I grew up around law enforcement, and have a long acquaintance with the concept. In many sheriff's offices, some PDs and Highway Patrols, there's a long tradition of settling many matters 'off the books'. This has been everything from an officer having words with some kid heading into trouble and thumping him a bit, to some officer faced with someone about to do something really bad and telling them flat out that if they do it, they'll die.
I'm very in favor of rules of conduct in law enforcement, for a number of reasons. I'm also aware that there are countless kids kept out of trouble, or pulled out of it, by some officer giving them 'counseling'. There are people alive because some guy with a badge telling a bad guy exactly what would happen to him if he did what he planned. There's also God knows how many cases where an officer knew exactly why someone had moved, or cleaned up their act, or in some cases flat disappeared; some family member or neighbor or friend of a victim/victim-to-be had words with/beat the crap out of/killed someone. The officer knew it and did nothing. Oh, sometimes might let something drop to the someone that it would be a bad idea for such activities to continue, but usually it wasn't needed; they hadn't done it because they wanted to, but because they had to.
This is the problem with depending on courts/the law to solve everything. They can't act until someone has actually done something, and then only if they can catch the bad guy and/or prove in court they did it. Which means, if you truly believe that only the government is allowed to act, someone winds up robbed/raped/beaten/dead, and the minions of government then show up to do something.
I know, you can't go simply to 'take care of it yourself', but you cannot simply block out the right of someone to act. I'm told that one mark of a good military officer is that he knows when not to see anything when a good sergeant takes care of some types of problems; sometimes the mark of a good law officer is not seeing when someone does something essential that's outside the law by strict reading.

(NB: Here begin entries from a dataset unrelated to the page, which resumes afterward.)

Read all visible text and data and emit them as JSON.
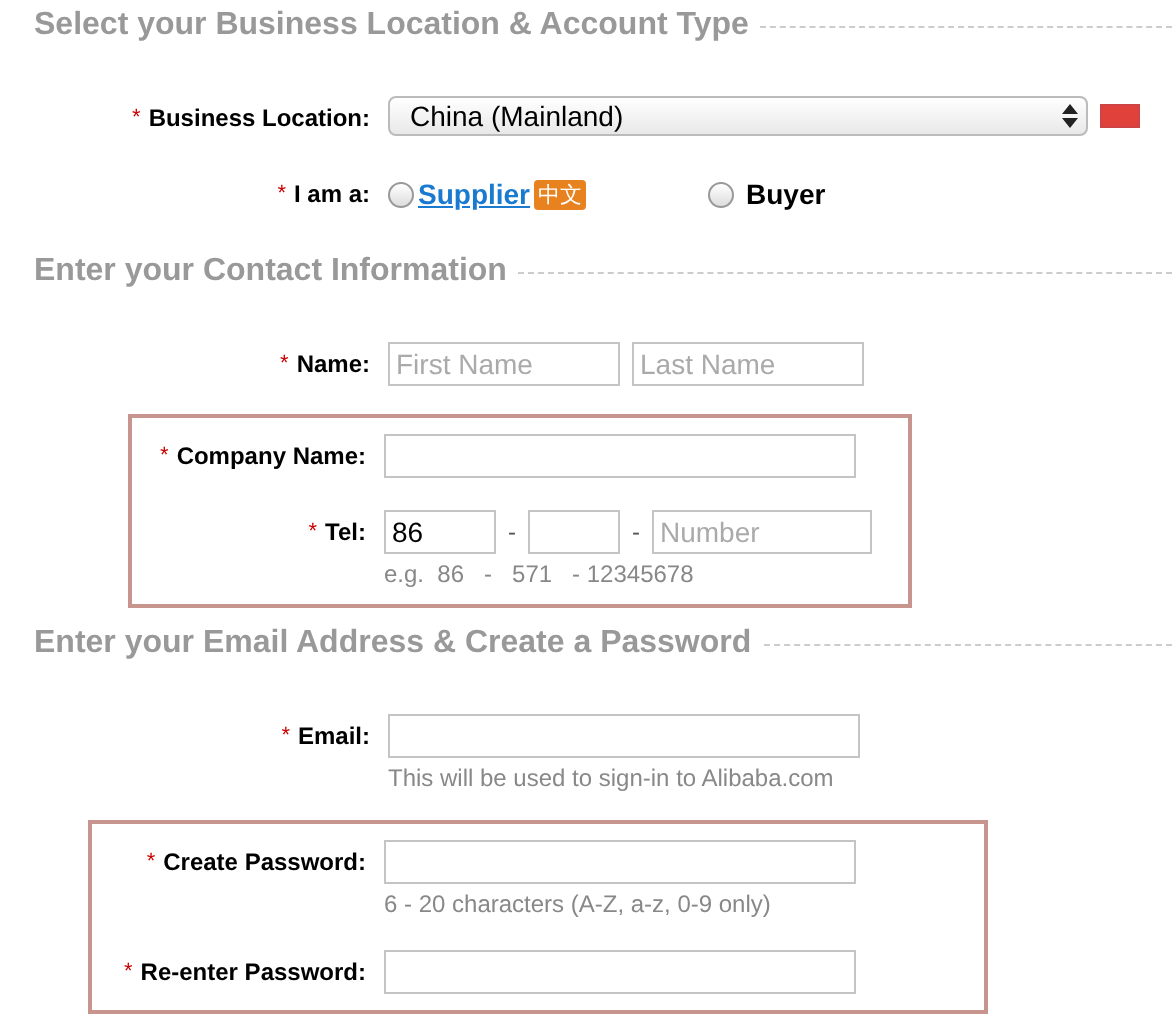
{
  "sections": [
    {
      "title": "Select your Business Location & Account Type",
      "groups": [
        {
          "highlighted": false,
          "rows": [
            {
              "kind": "select",
              "mark": "*",
              "label": "Business Location:",
              "value": "China (Mainland)"
            },
            {
              "kind": "radio",
              "mark": "*",
              "label": "I am a:",
              "options": [
                {
                  "label": "Supplier",
                  "selected": false,
                  "link": true,
                  "badge": "中文"
                },
                {
                  "label": "Buyer",
                  "selected": false,
                  "link": false
                }
              ]
            }
          ]
        }
      ]
    },
    {
      "title": "Enter your Contact Information",
      "groups": [
        {
          "highlighted": false,
          "rows": [
            {
              "kind": "name",
              "mark": "*",
              "label": "Name:",
              "fields": [
                {
                  "placeholder": "First Name"
                },
                {
                  "placeholder": "Last Name"
                }
              ]
            }
          ]
        },
        {
          "highlighted": true,
          "rows": [
            {
              "kind": "text",
              "mark": "*",
              "label": "Company Name:"
            },
            {
              "kind": "tel",
              "mark": "*",
              "label": "Tel:",
              "parts": [
                {
                  "kind": "country",
                  "value": "86"
                },
                {
                  "kind": "area"
                },
                {
                  "kind": "number",
                  "placeholder": "Number"
                }
              ],
              "separator": "-",
              "hint": "e.g.  86   -   571   - 12345678"
            }
          ]
        }
      ]
    },
    {
      "title": "Enter your Email Address & Create a Password",
      "groups": [
        {
          "highlighted": false,
          "rows": [
            {
              "kind": "text",
              "mark": "*",
              "label": "Email:",
              "hint": "This will be used to sign-in to Alibaba.com"
            }
          ]
        },
        {
          "highlighted": true,
          "rows": [
            {
              "kind": "text",
              "mark": "*",
              "label": "Create Password:",
              "hint": "6 - 20 characters (A-Z, a-z, 0-9 only)"
            },
            {
              "kind": "text",
              "mark": "*",
              "label": "Re-enter Password:"
            }
          ]
        }
      ]
    }
  ]
}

We've now had several court cases stating that if the police don't save you from some crime, you can't take legal action against them, because they have no responsibility to you as in individual; they are responsible only to society in whole or in general. But all too many of them will also crap all over you if you act in your own defens after being attacked; you do something about someone that you know is planning to hurt you, the cops will happily take you to prison. In all too many places, the means of self-defense themselves have been so restricted as to be out of reach of most, and too many law enforcement agencies- police, prosecutors, courts- take the position that simply owning, or wanting to own, the means of self-defense is proof that you are up to no-good. Which reinforces the attitude "you can't take care of yourself; that's OUR job, and you better not forget it!".

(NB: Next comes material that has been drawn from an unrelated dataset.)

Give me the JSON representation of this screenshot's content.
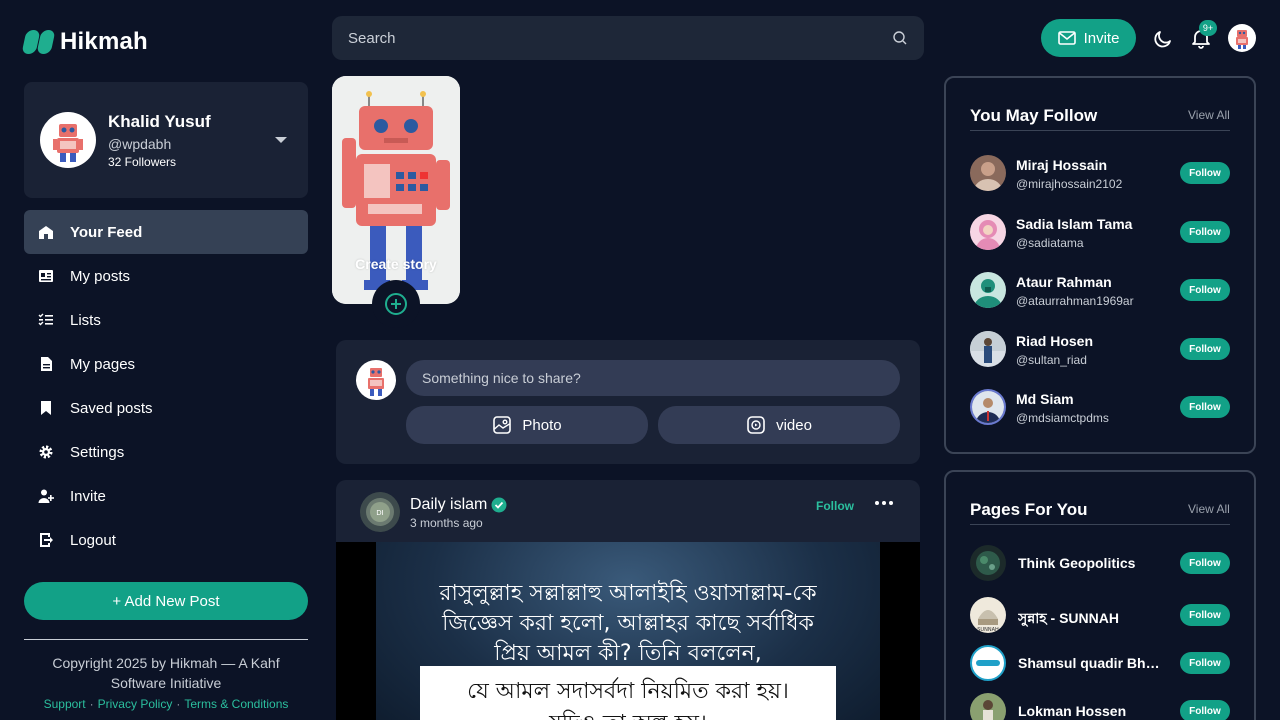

Surprise, surprise, the world is messy. A lot of the people who think the most of acting in the most civilized of manners have a bad habit of chopping up the freedom of people because 'they might not act in the right(approved) way'; never mind that they're helping trash the freedoms they claim to love so much, keeping the peasants acting in proper ways is much more important than that!
'Cleaning up Dodge' has never been neat. When the authorities were corrupt or incompetent or just refused to act, people did it themselves, which is how the Committees of Vigilence came to be. 'Vigilante' is a dirty word nowadays, but most forget that when the work was done, the committees generally disbanded themselves.
One thing I would love to see is an actual, no bullshit hearing on some cases. Some jurist with more concern for freedom and rights than for the 'privilege' of government to control us hearing the case of someone taking the law into their hands and saying "Why did they have to do this? Why did the officers of the law at all levels not do their damned jobs, and thus force this man to do this?" and then act on it. Serious action against those not doing their 'damned jobs' might have some good effect. Oh, the screaming and whining would be endless, partly because a lot of the officers of the law in question are scared to death of having to actually do something not 'approved of'. Approval generally breaking down to "I won't get in trouble if I follow the PC/Court/whatever approved rules, but if I actually THINK and do something, I can get yelled at!"
I'm throwing into this mess the idiocy known as 'zero tolerance' in schools. Some kid accidentally brings a pocketknife to school has two choices: keep quiet and hope not to get caught, or turn it in. If he turns it in, he's in trouble; if he gets caught, he's in trouble. Might as well try to slide through, because obeying the rules gets me in just as much trouble as getting caught. NOT a good thing to put forth as a rule. And the kid who made an honest mistake is in just as much trouble with the school as some jerk who intends to do harm.
This has kind of rambled around a bit. Basically I mean two things: 1, there has to be a respect for the law among people, and 2, the law has to understand that there are situations that really should have a blind eye turned to them.
Want a hard and fast rule about everything? Read a fantasy story, because I don't have one.